Programming Car Remote

Advice for Programming Car Remote Control

Your car may have come equipped with a remote control to operate your electronic garage door opener. The controller is actually a simple transmitter. It transmits a signal to the receiver located in your garage.

Depending on the age of your vehicle and the age of your garage door opener, the transmitter might not seem to work. Here’s how to correct the problem.

In most cases, incompatibility is not an issue. The transmitter’s signal should be set to the same frequency as your receiver. The problem is usually the rolling code technology, which has been in use since 1997.

If it were not for the rolling code technology, your transmitter would open anyone’s garage door. The technology was developed as electric garage door openers became more popular. It is an added security feature.

All receivers manufactured after 1984 are set up to receive signals in the 300-400MHz range. The transmitter in your car may send out a signal at 315 or 390 because those are the frequencies that are most commonly used today.

But, even an older receiver should still accept the limited signals. Any receiver that includes the rolling code technology will not accept the signal until it “learns” to do so.

In order to teach your system, you will need to locate the “learn” button. It is usually located near the area of the motor and the floppy antenna. When the button is pushed, you will see either a green, amber or purple indicator light.

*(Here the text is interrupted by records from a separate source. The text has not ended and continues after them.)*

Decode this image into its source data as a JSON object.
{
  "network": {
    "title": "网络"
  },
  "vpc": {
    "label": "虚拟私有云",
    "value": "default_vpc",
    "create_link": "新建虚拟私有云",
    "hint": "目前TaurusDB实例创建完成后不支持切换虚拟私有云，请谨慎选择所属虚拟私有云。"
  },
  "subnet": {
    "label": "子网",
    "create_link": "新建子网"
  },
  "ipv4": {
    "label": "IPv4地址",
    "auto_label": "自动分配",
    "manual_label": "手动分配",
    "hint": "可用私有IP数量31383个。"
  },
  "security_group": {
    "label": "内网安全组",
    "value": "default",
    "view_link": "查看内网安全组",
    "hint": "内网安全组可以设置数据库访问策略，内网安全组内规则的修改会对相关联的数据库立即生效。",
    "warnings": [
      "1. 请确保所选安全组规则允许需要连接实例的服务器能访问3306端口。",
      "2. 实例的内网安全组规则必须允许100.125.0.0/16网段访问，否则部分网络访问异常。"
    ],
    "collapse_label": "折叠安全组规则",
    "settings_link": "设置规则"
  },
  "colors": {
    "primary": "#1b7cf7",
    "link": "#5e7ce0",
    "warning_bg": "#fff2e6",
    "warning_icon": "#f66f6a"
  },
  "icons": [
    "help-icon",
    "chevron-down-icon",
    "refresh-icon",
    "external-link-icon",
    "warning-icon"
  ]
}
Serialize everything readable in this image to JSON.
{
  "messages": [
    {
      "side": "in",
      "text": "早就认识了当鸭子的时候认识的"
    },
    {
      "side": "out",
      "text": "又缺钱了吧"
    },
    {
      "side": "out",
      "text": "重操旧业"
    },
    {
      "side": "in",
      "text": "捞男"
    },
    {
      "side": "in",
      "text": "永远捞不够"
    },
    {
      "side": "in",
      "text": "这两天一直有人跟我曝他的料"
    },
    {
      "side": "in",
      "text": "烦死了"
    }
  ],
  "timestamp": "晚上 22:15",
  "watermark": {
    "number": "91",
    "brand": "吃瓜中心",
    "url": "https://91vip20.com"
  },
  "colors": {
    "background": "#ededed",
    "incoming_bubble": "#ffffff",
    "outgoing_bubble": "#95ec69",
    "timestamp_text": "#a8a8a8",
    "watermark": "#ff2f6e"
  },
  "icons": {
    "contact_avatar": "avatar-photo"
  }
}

You don’t want to push the learn button until you clear out any programming included in your car’s transmitter. The factory or a previous owner could have pre-programmed the remote.

In order to clear the programming, look for two buttons, one on either side of the remote. Press the two buttons simultaneously until a red light begins flashing rapidly. It could take a minute for the red light to start flashing.

In some cars, it is necessary to turn on the ignition before you can clear the programming. This will also mean that the transmitter will not work unless your engine is running. If the red light does not appear after a minute or so, try starting your engine.

Once you have cleared the transmitter, return to your garage and press the learn button. The indicator light will come on and in most cases stay lit, although in openers manufactured by Genie, the indicator light flashes.

Return to your car and press your transmitter button until the garage door starts to move. Do not hold the button continuously. Press it as you normally would. Wait a second or two and then press it again. It should only take three or four clicks before the system learns to accept the new signal and your door starts to move.

Once the door moves, the in-car transmitter should work correctly for you all of the time. If you are still having problems, contact your dealership or check your owner’s manual for additional advice. Assuming your other remotes and your wall unit works properly, the problem is not with your garage door opener.